- [Component data from apps and pages]
*** Begin section ***
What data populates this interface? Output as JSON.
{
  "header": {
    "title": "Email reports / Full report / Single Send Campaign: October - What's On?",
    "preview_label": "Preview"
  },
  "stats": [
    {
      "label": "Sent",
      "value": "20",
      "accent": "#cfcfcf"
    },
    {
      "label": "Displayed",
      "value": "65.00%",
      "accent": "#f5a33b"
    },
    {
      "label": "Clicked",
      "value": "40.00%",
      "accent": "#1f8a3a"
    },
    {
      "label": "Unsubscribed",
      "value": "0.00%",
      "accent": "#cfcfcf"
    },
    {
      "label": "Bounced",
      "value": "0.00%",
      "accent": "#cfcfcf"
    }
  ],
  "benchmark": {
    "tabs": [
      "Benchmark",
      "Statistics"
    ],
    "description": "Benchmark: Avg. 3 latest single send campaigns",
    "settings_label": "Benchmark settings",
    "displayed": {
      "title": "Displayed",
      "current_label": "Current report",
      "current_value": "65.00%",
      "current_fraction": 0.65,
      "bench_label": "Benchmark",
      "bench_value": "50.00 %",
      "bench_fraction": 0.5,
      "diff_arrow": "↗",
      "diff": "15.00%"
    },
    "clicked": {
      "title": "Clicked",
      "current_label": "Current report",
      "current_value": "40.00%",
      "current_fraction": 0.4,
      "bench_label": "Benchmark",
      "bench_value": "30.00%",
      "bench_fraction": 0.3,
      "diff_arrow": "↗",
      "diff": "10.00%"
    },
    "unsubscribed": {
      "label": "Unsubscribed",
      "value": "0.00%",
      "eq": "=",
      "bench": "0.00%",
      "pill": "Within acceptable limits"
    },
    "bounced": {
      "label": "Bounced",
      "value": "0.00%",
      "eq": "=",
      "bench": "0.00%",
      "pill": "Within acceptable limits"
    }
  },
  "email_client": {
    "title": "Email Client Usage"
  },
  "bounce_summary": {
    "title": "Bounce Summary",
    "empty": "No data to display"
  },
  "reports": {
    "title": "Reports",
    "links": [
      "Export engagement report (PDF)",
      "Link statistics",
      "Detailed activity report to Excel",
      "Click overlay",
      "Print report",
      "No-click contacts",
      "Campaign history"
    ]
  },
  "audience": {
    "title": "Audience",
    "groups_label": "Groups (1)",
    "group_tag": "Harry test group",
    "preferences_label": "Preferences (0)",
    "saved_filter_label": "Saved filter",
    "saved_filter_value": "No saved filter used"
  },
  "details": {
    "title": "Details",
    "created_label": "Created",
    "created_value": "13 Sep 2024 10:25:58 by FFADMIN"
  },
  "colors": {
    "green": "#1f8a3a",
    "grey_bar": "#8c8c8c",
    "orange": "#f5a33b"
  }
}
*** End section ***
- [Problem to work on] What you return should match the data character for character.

- [Answer box]
What data populates this interface? Output as JSON.
{
  "header": {
    "title": "Email reports / Full report / Single Send Campaign: October - What's On?",
    "preview_label": "Preview"
  },
  "stats": [
    {
      "label": "Sent",
      "value": "20",
      "accent": "#cfcfcf"
    },
    {
      "label": "Displayed",
      "value": "65.00%",
      "accent": "#f5a33b"
    },
    {
      "label": "Clicked",
      "value": "40.00%",
      "accent": "#1f8a3a"
    },
    {
      "label": "Unsubscribed",
      "value": "0.00%",
      "accent": "#cfcfcf"
    },
    {
      "label": "Bounced",
      "value": "0.00%",
      "accent": "#cfcfcf"
    }
  ],
  "benchmark": {
    "tabs": [
      "Benchmark",
      "Statistics"
    ],
    "description": "Benchmark: Avg. 3 latest single send campaigns",
    "settings_label": "Benchmark settings",
    "displayed": {
      "title": "Displayed",
      "current_label": "Current report",
      "current_value": "65.00%",
      "current_fraction": 0.65,
      "bench_label": "Benchmark",
      "bench_value": "50.00 %",
      "bench_fraction": 0.5,
      "diff_arrow": "↗",
      "diff": "15.00%"
    },
    "clicked": {
      "title": "Clicked",
      "current_label": "Current report",
      "current_value": "40.00%",
      "current_fraction": 0.4,
      "bench_label": "Benchmark",
      "bench_value": "30.00%",
      "bench_fraction": 0.3,
      "diff_arrow": "↗",
      "diff": "10.00%"
    },
    "unsubscribed": {
      "label": "Unsubscribed",
      "value": "0.00%",
      "eq": "=",
      "bench": "0.00%",
      "pill": "Within acceptable limits"
    },
    "bounced": {
      "label": "Bounced",
      "value": "0.00%",
      "eq": "=",
      "bench": "0.00%",
      "pill": "Within acceptable limits"
    }
  },
  "email_client": {
    "title": "Email Client Usage"
  },
  "bounce_summary": {
    "title": "Bounce Summary",
    "empty": "No data to display"
  },
  "reports": {
    "title": "Reports",
    "links": [
      "Export engagement report (PDF)",
      "Link statistics",
      "Detailed activity report to Excel",
      "Click overlay",
      "Print report",
      "No-click contacts",
      "Campaign history"
    ]
  },
  "audience": {
    "title": "Audience",
    "groups_label": "Groups (1)",
    "group_tag": "Harry test group",
    "preferences_label": "Preferences (0)",
    "saved_filter_label": "Saved filter",
    "saved_filter_value": "No saved filter used"
  },
  "details": {
    "title": "Details",
    "created_label": "Created",
    "created_value": "13 Sep 2024 10:25:58 by FFADMIN"
  },
  "colors": {
    "green": "#1f8a3a",
    "grey_bar": "#8c8c8c",
    "orange": "#f5a33b"
  }
}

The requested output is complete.